Archive for July 19th, 2010

The Old Democratic Times and the Present

July 19, 2010

First Bank of United States (Image from http://www.lexrex.com)

The readers may see what the people of the United States had to suffer after the war of 1812, we quote the following from Benton‘s “Thirty Years in the United States Senate.” He says:

Senator Thomas H. Benton

The years of 1819 and 1820 were a period of gloom and agony. No money, either gold or silver; no paper convertible into specie; no measure or standard of value left remaining. The local banks (all but those of New England) after a brief resumption of specie payments, again sank into a state of suspension. The Bank of the United States, created as a remedy for all these evils, now at the head of evil, prostrate and helpless, with no power left but that of suing its debtors and selling their property, and purchasing for itself at its own nominal price. No price for property or produce; no sale but those of the Sheriff and the Marshal; no purchasers at the execution-sales but the creditor, or some hoarder of money; no employment for industry; no demand for labor; no sale for the products of the farm; no sound of the hammer, but that of the auctioneer, knocking down property. Stop laws, property laws, replevin laws, the intervention of the legislature between the creditor and the debtor — this was the business of legislation in three-fourths of the States of the Union — of all south and west of New England. No medium of exchange, even, but little bits of foul paper, marked so many cents, and signed by some tradesman, barber, or inn-keeper; exchanges deranged to the extent of fifty or one hundred per cent. Distress the universal cry of the people; relief, the universal demand, thundered at the door of all Legislatures, State and Federal.

Now read the above and then mark the comparison between those good old Democratic times and the present. How do you like the contrast?

The Coshocton Age (Coshocton, Ohio) Nov 20, 1874

Philly Boy Kills for Candy

July 19, 2010

A Boy Murderer

PHILADELPHIA, March 11, 1878.

A very remarkable crime was committed in this city this evening. A boy of twelve years, with a precocious fiendishness which could scarcely be equalled by Jesse Pomeroy himself deliberately and in cold blood shot down and instantly killed a young playmate and companion of his own age. The affair has created the greatest excitement in the neighborhood in which it occurred, and hundreds of volunteers are helping the police to capture the youthful assassin, who cannot long evade arrest. The circumstances of the crime, as told by the young lads who witnessed it, seem to be as follows:

Robert McAdams, aged 12 years, whose parents live on a small street called Cambria street, near Lehigh avenue, was playing with six or eight other boys on Broad street, near the avenue, shortly after six this evening.

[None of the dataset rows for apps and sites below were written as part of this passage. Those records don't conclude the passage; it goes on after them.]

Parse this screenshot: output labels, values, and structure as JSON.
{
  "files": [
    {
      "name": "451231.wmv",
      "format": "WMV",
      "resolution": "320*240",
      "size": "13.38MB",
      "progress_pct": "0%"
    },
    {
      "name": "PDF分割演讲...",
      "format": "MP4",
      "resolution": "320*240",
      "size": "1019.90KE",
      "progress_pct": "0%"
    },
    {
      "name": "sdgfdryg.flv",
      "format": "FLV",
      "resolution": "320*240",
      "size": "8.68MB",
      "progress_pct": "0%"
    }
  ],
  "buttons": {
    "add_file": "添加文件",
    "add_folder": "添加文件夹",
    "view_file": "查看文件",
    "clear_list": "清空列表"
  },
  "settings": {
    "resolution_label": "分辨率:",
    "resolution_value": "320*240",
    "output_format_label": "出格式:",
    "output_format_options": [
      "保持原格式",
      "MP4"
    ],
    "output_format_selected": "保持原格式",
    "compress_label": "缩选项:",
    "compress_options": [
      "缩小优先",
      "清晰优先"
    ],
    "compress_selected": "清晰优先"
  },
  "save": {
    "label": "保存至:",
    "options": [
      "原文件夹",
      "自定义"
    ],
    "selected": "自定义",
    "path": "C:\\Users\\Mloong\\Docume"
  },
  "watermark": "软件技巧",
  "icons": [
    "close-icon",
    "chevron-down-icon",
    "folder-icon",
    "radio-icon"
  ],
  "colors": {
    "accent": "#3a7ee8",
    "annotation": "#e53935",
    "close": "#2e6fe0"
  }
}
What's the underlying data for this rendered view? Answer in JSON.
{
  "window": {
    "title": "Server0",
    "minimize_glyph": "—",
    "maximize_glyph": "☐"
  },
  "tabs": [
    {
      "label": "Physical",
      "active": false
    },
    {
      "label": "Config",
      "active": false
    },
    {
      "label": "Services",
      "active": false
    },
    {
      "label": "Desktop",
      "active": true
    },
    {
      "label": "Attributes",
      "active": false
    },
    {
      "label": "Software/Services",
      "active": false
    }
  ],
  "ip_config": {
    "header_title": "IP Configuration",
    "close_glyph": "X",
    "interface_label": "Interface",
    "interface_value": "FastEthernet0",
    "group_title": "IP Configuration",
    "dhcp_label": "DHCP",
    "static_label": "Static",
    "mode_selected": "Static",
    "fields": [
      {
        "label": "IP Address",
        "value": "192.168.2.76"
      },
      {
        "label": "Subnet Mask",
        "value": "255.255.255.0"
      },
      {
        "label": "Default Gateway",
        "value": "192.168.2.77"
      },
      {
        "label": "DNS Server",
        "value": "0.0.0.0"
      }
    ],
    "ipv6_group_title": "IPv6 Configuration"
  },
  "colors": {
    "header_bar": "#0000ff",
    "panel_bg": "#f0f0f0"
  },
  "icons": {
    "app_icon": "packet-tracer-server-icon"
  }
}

McAdams had a piece of candy, which he was munching, when one of his playmates, Charles Parkman, aged 12 years, demanded a piece of the candy. McAdams refused. Thereupon Parkman said that if he did not give him some he would shoot him. McAdams still refused, and laughed, not dreaming apparently that Parkman was earnest in his threat.

Parkman then, without further warning, deliberately drew from his pocket a small, cheap revolver, and advancing close to his little companion, placed the muzzle near his forehead and fired. The boy dropped to the pavement and died almost instantly, with a bullet in his brain. The young assassin dropped his pistol and fled as his victim expired, the youthful witnesses having been too nearly paralyzed with surprise and fear to interfere.

Parkman, the boy murderer, has not yet been captured, but he probably will be before morning. He is said to have a very bad reputation in the neighborhood and to be generally regarded as a bad boy. His parents are neighbors of the McAdams people, and both families are respectable people in humble circumstances.

The Daily Constitution (Atlanta, Georgia) Mar 15, 1878